And, while technology brings welcomed (and unwelcomed) change to stale markets, it can become a reinvigorated point of focus in the process. Clean labels and traceability are crucial for CPGs and small-scale companies to maintain credibility and appeal among their consumer base, and doing so requires a robust cybersecurity infrastructure. Changes to overall business structure can require enhanced ERP solutions as companies grapple with effective options, all of which can come from a shifting technological landscape. Even something as simple as keeping overall recipe security intact can become a very real challenge.

Are you ready to sell?

It might be a surprise, but business disruptors of this sort are affecting the buyer and seller market as well.
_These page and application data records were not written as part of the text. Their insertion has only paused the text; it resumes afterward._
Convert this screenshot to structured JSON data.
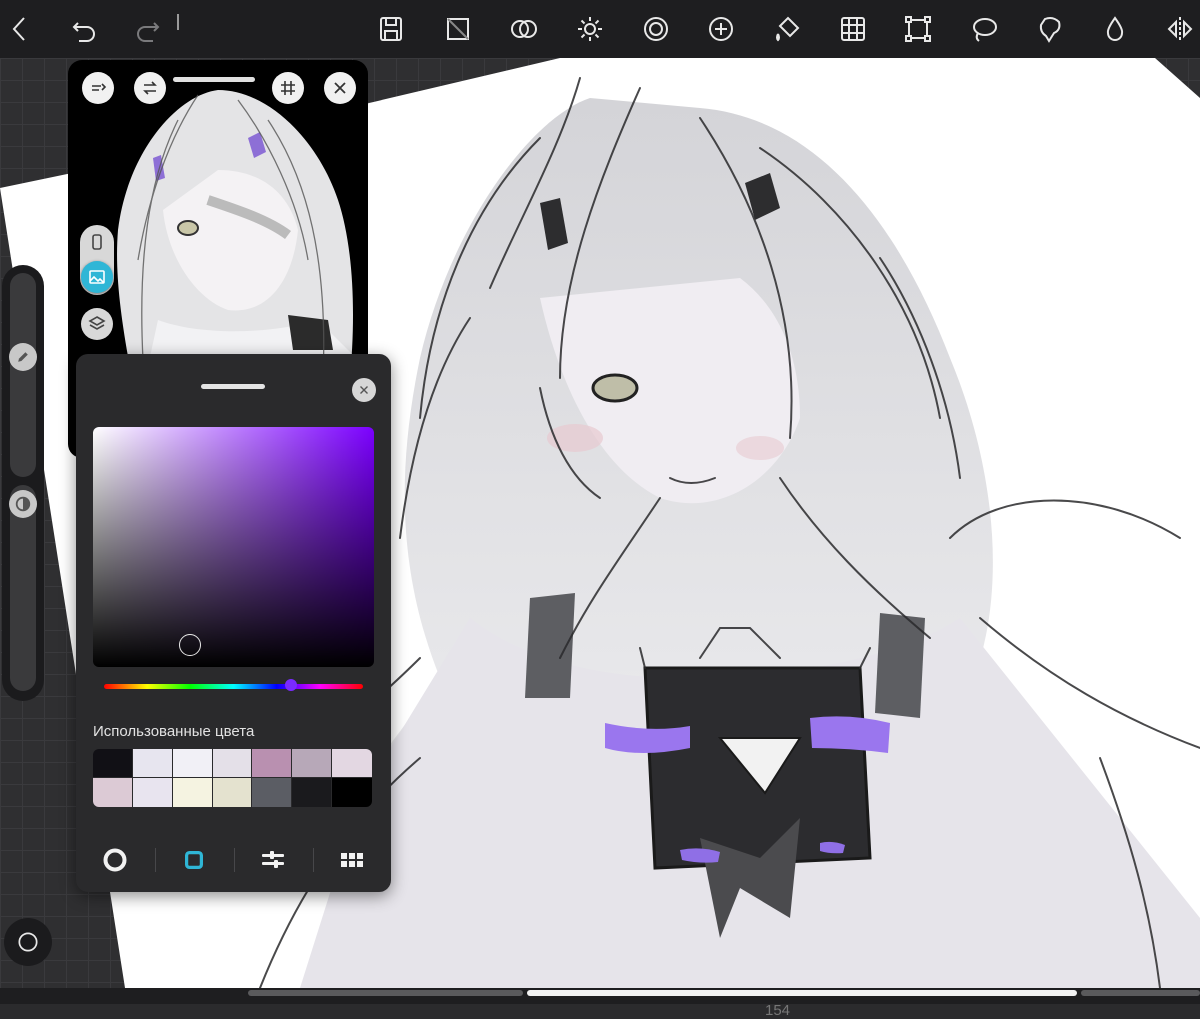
{
  "toolbar": {
    "icons": [
      "back-icon",
      "undo-icon",
      "redo-icon",
      "save-icon",
      "canvas-icon",
      "blend-icon",
      "brightness-icon",
      "filter-icon",
      "add-layer-icon",
      "fill-icon",
      "grid-icon",
      "transform-icon",
      "lasso-icon",
      "magic-wand-icon",
      "drop-icon",
      "mirror-icon"
    ]
  },
  "reference_panel": {
    "icons": [
      "exit-reference-icon",
      "flip-icon",
      "grid-icon",
      "close-icon",
      "device-icon",
      "image-icon",
      "layers-icon"
    ]
  },
  "color_panel": {
    "used_colors_label": "Использованные цвета",
    "hue_color": "#7b00ff",
    "swatches": [
      "#111015",
      "#e7e5ef",
      "#f1f0f6",
      "#e4e0e8",
      "#b990b0",
      "#b7a8b8",
      "#e3d7e2",
      "#dccad5",
      "#e8e4ef",
      "#f5f3e1",
      "#e4e2cf",
      "#5b5d64",
      "#1a1a1d",
      "#000000"
    ],
    "tabs": [
      "disc-tab-icon",
      "square-tab-icon",
      "sliders-tab-icon",
      "palette-tab-icon"
    ]
  },
  "canvas": {
    "page_indicator": "154"
  },
  "colors": {
    "accent": "#2fb6d6",
    "stroke_purple": "#9a76ee"
  }
}
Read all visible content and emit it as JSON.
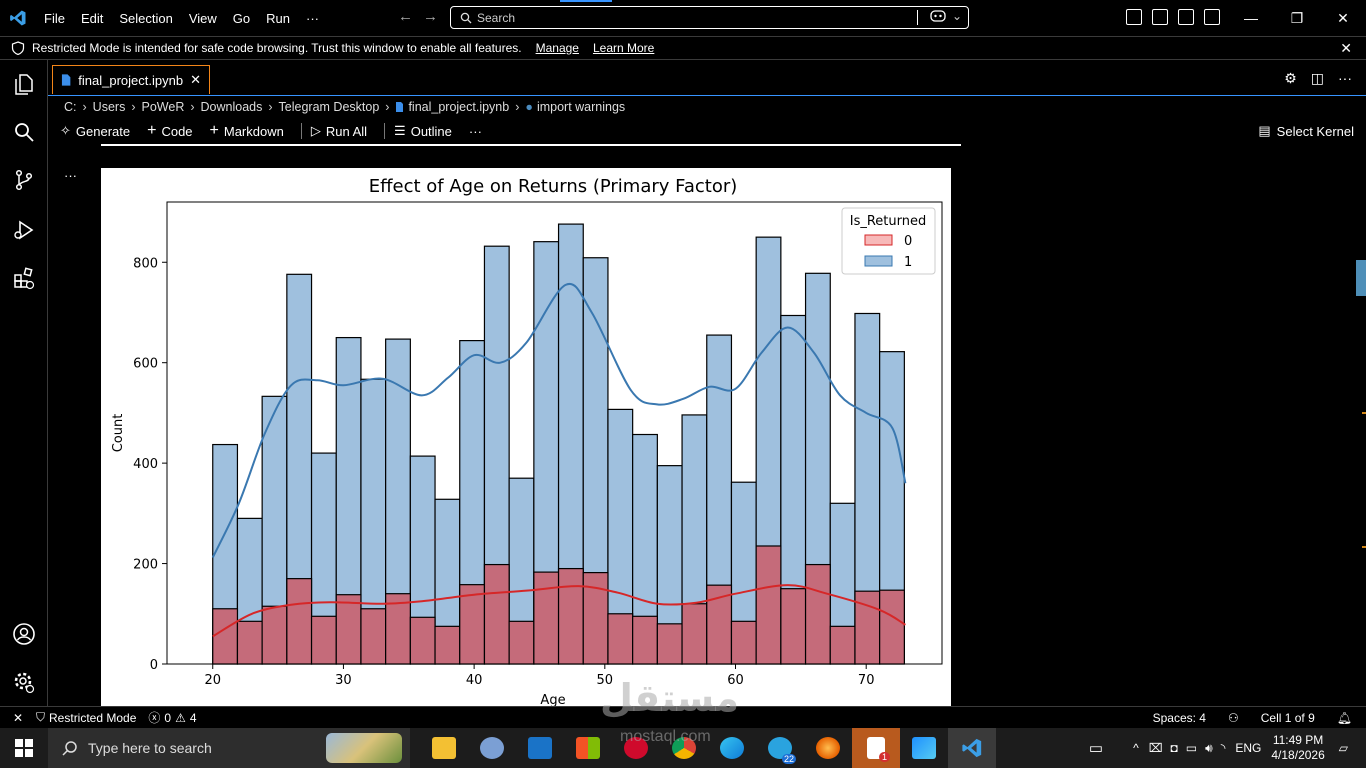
{
  "menu": [
    "File",
    "Edit",
    "Selection",
    "View",
    "Go",
    "Run",
    "···"
  ],
  "search": {
    "placeholder": "Search"
  },
  "banner": {
    "message": "Restricted Mode is intended for safe code browsing. Trust this window to enable all features.",
    "manage": "Manage",
    "learn_more": "Learn More"
  },
  "tab": {
    "label": "final_project.ipynb",
    "close": "✕"
  },
  "breadcrumb": [
    "C:",
    "Users",
    "PoWeR",
    "Downloads",
    "Telegram Desktop",
    "final_project.ipynb",
    "import warnings"
  ],
  "toolbar": {
    "generate": "Generate",
    "code": "Code",
    "markdown": "Markdown",
    "run_all": "Run All",
    "outline": "Outline",
    "more": "···",
    "select_kernel": "Select Kernel"
  },
  "cell": {
    "more": "···"
  },
  "chart_data": {
    "type": "bar",
    "title": "Effect of Age on Returns (Primary Factor)",
    "xlabel": "Age",
    "ylabel": "Count",
    "xlim": [
      16.5,
      75.8
    ],
    "ylim": [
      0,
      920
    ],
    "xticks": [
      20,
      30,
      40,
      50,
      60,
      70
    ],
    "yticks": [
      0,
      200,
      400,
      600,
      800
    ],
    "legend": {
      "title": "Is_Returned",
      "placement": "top-right",
      "entries": [
        "0",
        "1"
      ]
    },
    "colors": {
      "returned_0": "#f08080",
      "returned_1": "#9fc0de",
      "overlap": "#c56b7a",
      "kde_0": "#d62728",
      "kde_1": "#3a78b0"
    },
    "bin_start": 20,
    "bin_width": 1.89,
    "series": [
      {
        "name": "0",
        "values": [
          110,
          85,
          115,
          170,
          95,
          138,
          110,
          140,
          93,
          75,
          158,
          198,
          85,
          183,
          190,
          182,
          100,
          95,
          80,
          120,
          157,
          85,
          235,
          150,
          198,
          75,
          145,
          147
        ]
      },
      {
        "name": "1",
        "values": [
          437,
          290,
          533,
          776,
          420,
          650,
          567,
          647,
          414,
          328,
          644,
          832,
          370,
          841,
          876,
          809,
          507,
          457,
          395,
          496,
          655,
          362,
          850,
          694,
          778,
          320,
          698,
          622
        ]
      }
    ],
    "kde": {
      "0": [
        [
          20,
          55
        ],
        [
          23,
          100
        ],
        [
          26,
          118
        ],
        [
          29,
          123
        ],
        [
          33,
          120
        ],
        [
          36,
          125
        ],
        [
          40,
          138
        ],
        [
          44,
          146
        ],
        [
          48,
          155
        ],
        [
          51,
          142
        ],
        [
          54,
          120
        ],
        [
          57,
          122
        ],
        [
          60,
          140
        ],
        [
          64,
          157
        ],
        [
          67,
          140
        ],
        [
          71,
          108
        ],
        [
          73,
          78
        ]
      ],
      "1": [
        [
          20,
          212
        ],
        [
          22,
          320
        ],
        [
          24,
          460
        ],
        [
          26,
          555
        ],
        [
          28,
          565
        ],
        [
          30,
          555
        ],
        [
          33,
          568
        ],
        [
          36,
          535
        ],
        [
          38,
          570
        ],
        [
          40,
          615
        ],
        [
          42,
          600
        ],
        [
          44,
          640
        ],
        [
          47,
          755
        ],
        [
          49,
          700
        ],
        [
          52,
          545
        ],
        [
          54,
          517
        ],
        [
          56,
          528
        ],
        [
          58,
          552
        ],
        [
          60,
          548
        ],
        [
          62,
          620
        ],
        [
          64,
          670
        ],
        [
          66,
          620
        ],
        [
          68,
          535
        ],
        [
          70,
          500
        ],
        [
          72,
          470
        ],
        [
          73,
          360
        ]
      ]
    }
  },
  "statusbar": {
    "restricted": "Restricted Mode",
    "errors": "0",
    "warnings": "4",
    "spaces": "Spaces: 4",
    "cell": "Cell 1 of 9"
  },
  "taskbar": {
    "search_placeholder": "Type here to search",
    "telegram_badge": "22",
    "notes_badge": "1",
    "lang": "ENG",
    "time": "11:49 PM",
    "date": "4/18/2026"
  },
  "watermark": {
    "text": "مستقل",
    "sub": "mostaql.com"
  }
}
As companies in the food and beverage industry look to become a good target for private equity (PE) firms or strategic buyers, there are a few key factors that should be considered.

  • First, are you sustaining organic growth? This is a critical metric that could be affected by the loss of a major customer or stagnating throughput.
  • Second, are you an innovator in your industry? Unique brands can be appealing to PE groups looking for top targets with big multiples, and large CPG companies want to be the buyers of these new innovated brands.
  • Lastly, are you prepared to sell? Evaluating your preparedness can require a large commitment of time and resources. Understanding your current operations and finances, and identifying any red flags before starting the sales process will yield positive results from an ultimate sale.

Disruption can be inconvenient, but embracing it can be the best move for your company. As you look to the future, consider where markets are headed, and what you can take away from the uncertainty.